While Google keeps its search and ranking algorithm a closely guarded secret, the recent adjustment seems to be a major tweak, judging from how drastically different the search results are compared to the previous weeks. Google started applying the new search algorithm in its US datacenters, and is slowly rolling this out to the rest of the world. What this means for many webmasters, bloggers and website owners, though, is a drastic change in their traffic levels -- and sometimes more important, revenues -- because of the change.
Who Got Hit?
The Google algorithm change targeted content farms, all right. Based on historical data, most of the top-affected sites include familiar names in the content-mill industry. But the change also meant bad news for other website owners. Members of the popular Webmaster World forum have been complaining that Google is essentially killing their businesses.
Practically anyone can be negatively affected by the latest algorithm change -- even websites that use legitimate optimization methods and websites that offer good content, but are somehow branded among these content farms. What, then, can a webmaster do to survive the latest Google crunch?
Tip #1: Focus on Loyalty
The problem with search-based traffic is that it tends to be volatile. Consider your website's mix of direct, referral and organic search-based traffic. If a big part of your traffic comes from the search engines, then you can expect big changes whenever the algorithm changes, or when people start searching for different keywords. An average website will usually have about a 60:40 ratio, with search making up 60% of traffic, and 40% coming from direct and referral traffic.
Build up on the direct and referral portion of your traffic, and you can at least be assured that your readership keeps getting back because of loyalty. This can be done through subscriptions, memberships, emailed newsletters, community and the like.
Tip #2: Watch Your Link Neighborhood
Google's ranking algorithm takes into account a host of factors, and this includes websites that link to you and also websites that your site links to. This is one reason why some sites have strict linking policies (i.e., they don't want you linking to them). While you don't have control over the sites that link to your site, you will definitely need to watch where you link to. Even linking to a URL that hosts malware will place you on Google's badware site list.
If you suspect that links on your site have led Google to penalize you, it might be time for a cleanup.
Tip #3: Write for People
The main reason content farms have been branded that way is the quality of their content -- or at least, as perceived by readers. Most are probably over-optimized with a certain keyword density, and are often optimized for machines rather than people. Remember, what Google wants is to have helpful pages appear on top of their search results. Optimizers will often tweak sites for better readability by search bots.
Look at how your site is designed. Does it focus on readability? Or, is it peppered with ads? Look under the hood. Are you stuffing keywords in hidden places and metatags? Perhaps you should overhaul your website's information architecture.
What is Quality, Anyway?
One gripe that webmasters have with Google's latest crackdown on quality is subjectiveness. What is a quality website? What is quality content? Does your webpage need perfect grammar, diction, punctuation and spelling to qualify as good content? Or, is it the discussions and the subject that matter? Of course, this can be subjective, but the point is to minimize fluff and to focus on being informative.
One thing's for sure.
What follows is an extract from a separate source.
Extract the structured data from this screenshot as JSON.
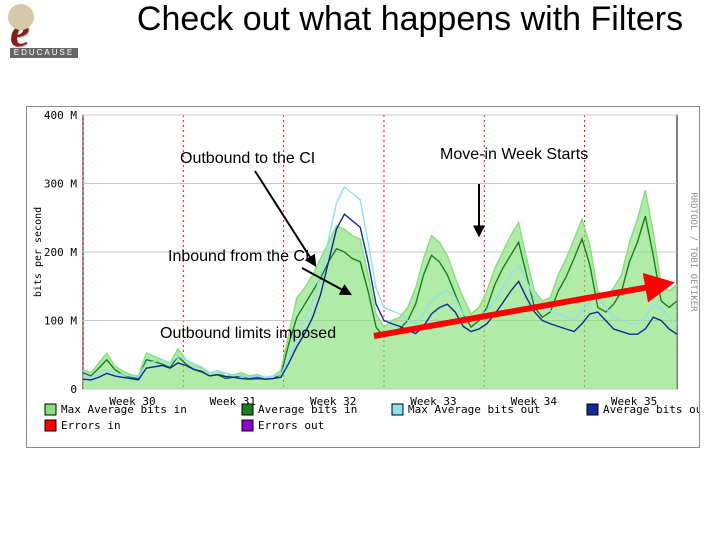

Google's latest algorithm change will affect a lot of sites, and will continue to do so. Going forward, optimizers, content aggregators, and content farmers will likely move on to different strategies that will put them at an advantage. Rather than game the system, though, why not focus on long-term strategies that will ensure your website's traffic and visibility so that you won't be on the receiving end of a Google ban or penalty?